ABOUT THIS TASK: For the records below, the count of lines that hold "icon" is required; give only that number.
───── DATA FOR THE TASK
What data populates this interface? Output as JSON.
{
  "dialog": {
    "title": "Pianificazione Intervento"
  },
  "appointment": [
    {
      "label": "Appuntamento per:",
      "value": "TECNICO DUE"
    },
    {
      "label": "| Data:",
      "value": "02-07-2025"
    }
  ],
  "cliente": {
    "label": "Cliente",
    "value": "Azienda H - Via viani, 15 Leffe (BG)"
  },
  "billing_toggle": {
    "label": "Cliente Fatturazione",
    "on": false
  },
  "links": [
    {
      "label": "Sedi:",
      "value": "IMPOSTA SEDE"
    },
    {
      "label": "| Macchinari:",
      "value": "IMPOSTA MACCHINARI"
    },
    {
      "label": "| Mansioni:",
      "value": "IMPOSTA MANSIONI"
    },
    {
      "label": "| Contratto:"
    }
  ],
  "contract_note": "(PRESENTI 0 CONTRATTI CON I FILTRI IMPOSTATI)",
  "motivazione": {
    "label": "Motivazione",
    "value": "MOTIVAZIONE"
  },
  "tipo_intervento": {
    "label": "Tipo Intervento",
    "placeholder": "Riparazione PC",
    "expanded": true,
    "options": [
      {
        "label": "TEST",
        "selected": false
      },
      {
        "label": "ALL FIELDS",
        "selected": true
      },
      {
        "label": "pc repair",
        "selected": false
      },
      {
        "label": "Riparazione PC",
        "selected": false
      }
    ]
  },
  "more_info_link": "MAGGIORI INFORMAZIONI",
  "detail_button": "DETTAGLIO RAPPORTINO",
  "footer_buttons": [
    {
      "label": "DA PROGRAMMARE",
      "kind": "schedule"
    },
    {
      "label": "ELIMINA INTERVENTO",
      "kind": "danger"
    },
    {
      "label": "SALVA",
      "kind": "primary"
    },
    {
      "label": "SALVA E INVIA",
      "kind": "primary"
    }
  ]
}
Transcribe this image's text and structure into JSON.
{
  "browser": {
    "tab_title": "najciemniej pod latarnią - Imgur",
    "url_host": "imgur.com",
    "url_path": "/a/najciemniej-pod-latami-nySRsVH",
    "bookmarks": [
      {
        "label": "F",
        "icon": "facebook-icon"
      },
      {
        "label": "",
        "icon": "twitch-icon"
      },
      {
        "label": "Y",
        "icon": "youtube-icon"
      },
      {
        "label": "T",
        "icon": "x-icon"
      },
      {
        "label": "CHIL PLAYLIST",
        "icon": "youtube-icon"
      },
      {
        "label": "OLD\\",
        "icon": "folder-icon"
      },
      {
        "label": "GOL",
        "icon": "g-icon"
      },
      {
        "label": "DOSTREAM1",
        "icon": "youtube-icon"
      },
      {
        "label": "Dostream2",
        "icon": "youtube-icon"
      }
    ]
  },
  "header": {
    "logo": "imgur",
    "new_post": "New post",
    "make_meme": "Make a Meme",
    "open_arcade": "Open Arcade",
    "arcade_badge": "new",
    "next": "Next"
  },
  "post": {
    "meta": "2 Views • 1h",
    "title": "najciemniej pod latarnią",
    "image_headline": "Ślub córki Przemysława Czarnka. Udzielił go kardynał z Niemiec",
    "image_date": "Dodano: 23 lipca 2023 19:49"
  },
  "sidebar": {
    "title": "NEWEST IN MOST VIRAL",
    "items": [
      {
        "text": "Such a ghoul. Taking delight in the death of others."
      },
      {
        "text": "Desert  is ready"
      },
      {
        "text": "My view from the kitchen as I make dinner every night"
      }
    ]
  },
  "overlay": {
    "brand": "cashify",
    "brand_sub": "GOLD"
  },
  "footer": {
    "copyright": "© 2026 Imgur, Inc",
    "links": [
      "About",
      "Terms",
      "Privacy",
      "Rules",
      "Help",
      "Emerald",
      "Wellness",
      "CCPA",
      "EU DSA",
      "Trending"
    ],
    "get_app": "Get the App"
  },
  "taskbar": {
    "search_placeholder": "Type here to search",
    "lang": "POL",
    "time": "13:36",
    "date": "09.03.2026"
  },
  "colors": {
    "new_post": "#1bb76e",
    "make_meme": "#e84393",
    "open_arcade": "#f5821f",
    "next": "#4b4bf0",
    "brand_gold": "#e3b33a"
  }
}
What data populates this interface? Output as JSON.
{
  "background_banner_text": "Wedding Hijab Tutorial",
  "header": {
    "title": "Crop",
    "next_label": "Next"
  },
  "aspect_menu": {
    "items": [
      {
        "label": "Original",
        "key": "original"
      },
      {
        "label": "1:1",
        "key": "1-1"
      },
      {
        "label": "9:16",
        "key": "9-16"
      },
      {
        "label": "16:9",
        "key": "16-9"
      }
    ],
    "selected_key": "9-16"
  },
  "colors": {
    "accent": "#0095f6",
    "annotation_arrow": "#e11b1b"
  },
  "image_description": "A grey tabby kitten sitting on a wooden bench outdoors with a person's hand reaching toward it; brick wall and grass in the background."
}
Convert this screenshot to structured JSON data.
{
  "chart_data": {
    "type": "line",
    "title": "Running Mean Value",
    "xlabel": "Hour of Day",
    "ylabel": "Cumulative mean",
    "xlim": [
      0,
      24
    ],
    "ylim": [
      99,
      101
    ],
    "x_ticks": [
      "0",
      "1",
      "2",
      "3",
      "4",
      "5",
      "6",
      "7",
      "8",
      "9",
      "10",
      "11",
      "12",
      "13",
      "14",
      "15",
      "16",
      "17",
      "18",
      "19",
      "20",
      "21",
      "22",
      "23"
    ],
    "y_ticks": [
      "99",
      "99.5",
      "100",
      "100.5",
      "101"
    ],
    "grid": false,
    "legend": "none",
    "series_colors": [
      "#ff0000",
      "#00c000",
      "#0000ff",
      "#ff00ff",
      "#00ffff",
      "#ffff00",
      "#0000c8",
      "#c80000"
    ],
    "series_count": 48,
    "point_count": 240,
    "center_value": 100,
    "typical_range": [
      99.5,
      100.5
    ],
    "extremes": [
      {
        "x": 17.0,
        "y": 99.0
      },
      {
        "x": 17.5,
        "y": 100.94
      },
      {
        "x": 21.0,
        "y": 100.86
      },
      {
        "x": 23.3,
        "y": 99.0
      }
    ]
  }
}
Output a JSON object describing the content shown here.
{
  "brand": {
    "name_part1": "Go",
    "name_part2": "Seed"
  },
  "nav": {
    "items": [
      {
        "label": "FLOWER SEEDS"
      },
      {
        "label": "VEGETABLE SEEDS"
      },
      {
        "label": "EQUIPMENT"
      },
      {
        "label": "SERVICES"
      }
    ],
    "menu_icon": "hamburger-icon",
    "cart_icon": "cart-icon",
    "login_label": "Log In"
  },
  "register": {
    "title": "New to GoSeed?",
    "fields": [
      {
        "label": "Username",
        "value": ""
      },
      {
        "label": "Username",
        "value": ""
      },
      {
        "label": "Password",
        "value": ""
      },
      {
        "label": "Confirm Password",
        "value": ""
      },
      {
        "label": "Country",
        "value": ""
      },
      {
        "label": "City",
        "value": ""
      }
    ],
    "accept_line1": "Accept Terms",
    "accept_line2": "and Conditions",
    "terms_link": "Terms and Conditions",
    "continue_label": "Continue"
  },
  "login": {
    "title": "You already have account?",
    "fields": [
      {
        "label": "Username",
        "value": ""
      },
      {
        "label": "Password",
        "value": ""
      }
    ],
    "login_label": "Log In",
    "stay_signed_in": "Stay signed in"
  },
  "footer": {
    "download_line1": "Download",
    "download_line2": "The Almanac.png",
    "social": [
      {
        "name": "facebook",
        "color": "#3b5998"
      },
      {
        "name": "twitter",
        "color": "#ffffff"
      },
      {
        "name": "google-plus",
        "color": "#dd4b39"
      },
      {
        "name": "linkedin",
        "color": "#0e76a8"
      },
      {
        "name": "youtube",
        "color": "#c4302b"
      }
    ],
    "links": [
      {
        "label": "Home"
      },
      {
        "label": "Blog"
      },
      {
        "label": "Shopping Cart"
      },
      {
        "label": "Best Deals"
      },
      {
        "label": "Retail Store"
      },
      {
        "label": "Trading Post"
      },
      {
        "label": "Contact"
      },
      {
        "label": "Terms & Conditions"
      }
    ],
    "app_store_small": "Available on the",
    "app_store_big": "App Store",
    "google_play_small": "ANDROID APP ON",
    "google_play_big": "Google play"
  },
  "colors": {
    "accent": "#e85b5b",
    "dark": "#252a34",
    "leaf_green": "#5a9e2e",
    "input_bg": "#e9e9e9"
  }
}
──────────
FINISHED TASK: 11